Countries have their own EMLs reflecting the playbook dictated by the global WHO experts. And these national EMLs (nEMLs) are synchronized with national guidelines for clinical health care practice that train and supervise health workers and influence procurement priorities within limited health budgets.

It means that if a mother brings her sick child to the clinic with pneumonia or diarrhea, the health care worker is more informed about how to treat it and more likely to have the necessary medicine on hand. 


Why was it important to get co-packaged ORS and zinc the global EMLs?

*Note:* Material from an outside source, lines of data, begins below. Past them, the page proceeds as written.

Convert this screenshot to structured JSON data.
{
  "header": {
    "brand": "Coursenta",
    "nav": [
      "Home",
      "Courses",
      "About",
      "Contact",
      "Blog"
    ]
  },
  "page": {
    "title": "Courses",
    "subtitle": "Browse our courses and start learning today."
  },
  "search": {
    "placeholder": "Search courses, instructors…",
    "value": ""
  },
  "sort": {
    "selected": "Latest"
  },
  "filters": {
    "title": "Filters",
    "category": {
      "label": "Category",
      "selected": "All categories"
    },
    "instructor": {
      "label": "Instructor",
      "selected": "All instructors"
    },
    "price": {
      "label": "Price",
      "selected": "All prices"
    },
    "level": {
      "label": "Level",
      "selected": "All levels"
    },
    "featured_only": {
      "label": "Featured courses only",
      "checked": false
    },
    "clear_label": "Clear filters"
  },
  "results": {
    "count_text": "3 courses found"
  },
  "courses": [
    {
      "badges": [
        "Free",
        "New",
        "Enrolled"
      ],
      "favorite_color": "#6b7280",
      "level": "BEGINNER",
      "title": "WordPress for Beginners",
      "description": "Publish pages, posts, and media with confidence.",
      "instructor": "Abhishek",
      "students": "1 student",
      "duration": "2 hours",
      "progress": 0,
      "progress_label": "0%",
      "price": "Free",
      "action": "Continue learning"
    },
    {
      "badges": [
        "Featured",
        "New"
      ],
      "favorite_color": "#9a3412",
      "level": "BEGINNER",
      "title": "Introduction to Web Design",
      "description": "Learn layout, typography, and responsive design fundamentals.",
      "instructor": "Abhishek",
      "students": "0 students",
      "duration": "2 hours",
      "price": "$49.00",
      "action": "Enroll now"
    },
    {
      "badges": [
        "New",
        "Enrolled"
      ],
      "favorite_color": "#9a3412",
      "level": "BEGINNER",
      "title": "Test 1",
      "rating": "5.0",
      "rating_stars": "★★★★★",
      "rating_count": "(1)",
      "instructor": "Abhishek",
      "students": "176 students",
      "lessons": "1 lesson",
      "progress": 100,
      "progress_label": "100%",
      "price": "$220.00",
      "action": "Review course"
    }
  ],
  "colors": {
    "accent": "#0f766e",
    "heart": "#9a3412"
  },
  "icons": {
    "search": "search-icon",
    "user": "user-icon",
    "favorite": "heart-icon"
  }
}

Diarrhea is still a child health crisis, and the evidence base in favor of these two medicines to combat it is solid. WHO and UNICEF have recommended joint use of oral rehydration solution and zinc as the cornerstone treatment for diarrhea since 2004. But uneven access remains a consistent barrier, particularly for zinc. Less than 7% of the world’s children get treated with both ORS and zinc.

Where available, co-packaged presentation has demonstrated to be a key lever in increasing coverage, uptake, cost-effectiveness, and awareness of the need to use both medicines for optimal treatment.

Mother spoonfeeding child in Cambodia.
Inclusion of co-packaged ORS and zinc on WHO's Essential Medicines list means that more children will have access to the two medicines they need to effectively treat diarrheal disease.


How did co-packaged ORS and zinc get on the EML (and EMLc)?

The WHO decision to add co-packaged oral rehydration solution and zinc to its global essential medicines lists was a big celebratory moment of our summer, made possible by the collaboration and dedication of multiple partners.

ColaLife was the catalyst, and its national proof-of-concept proved critical. Based in Zambia, ColaLife had successfully scaled co-packaged ORS and zinc nationwide and advocated for a co-pack listing on Zambia’s national essential medicine list. ColaLife brought the concept of a global listing to the Diarrhea Innovations Group (DIG), a cross-sector collaboration focused on reducing child deaths from diarrhea through the development of new diagnostic and therapeutic technologies and approaches. The group worked together to compile evidence for the WHO application and solicit letters of support from implementing partners, such as CHAI, UNICEF, Abt Associates, Ghana Health Services, and MSF, and donors such as DFID, USAID, and the Bill & Melinda Gates Foundation.

And in July 2019, WHO gave its stamp of approval.

WHO's new gameplan


What are next steps?

We’re running a marathon, and passing the baton of global guidance to national players is easier said than done. In the gap between policy and implementation, advocates are the reinforcements the teams didn’t know they needed. Raising awareness about this new global guidance and about the benefits of co-packaged ORS and zinc will continue to be a priority for us at DefeatDD for months to come. 


For those of you who could not attend, a full recording of the webinar is available online here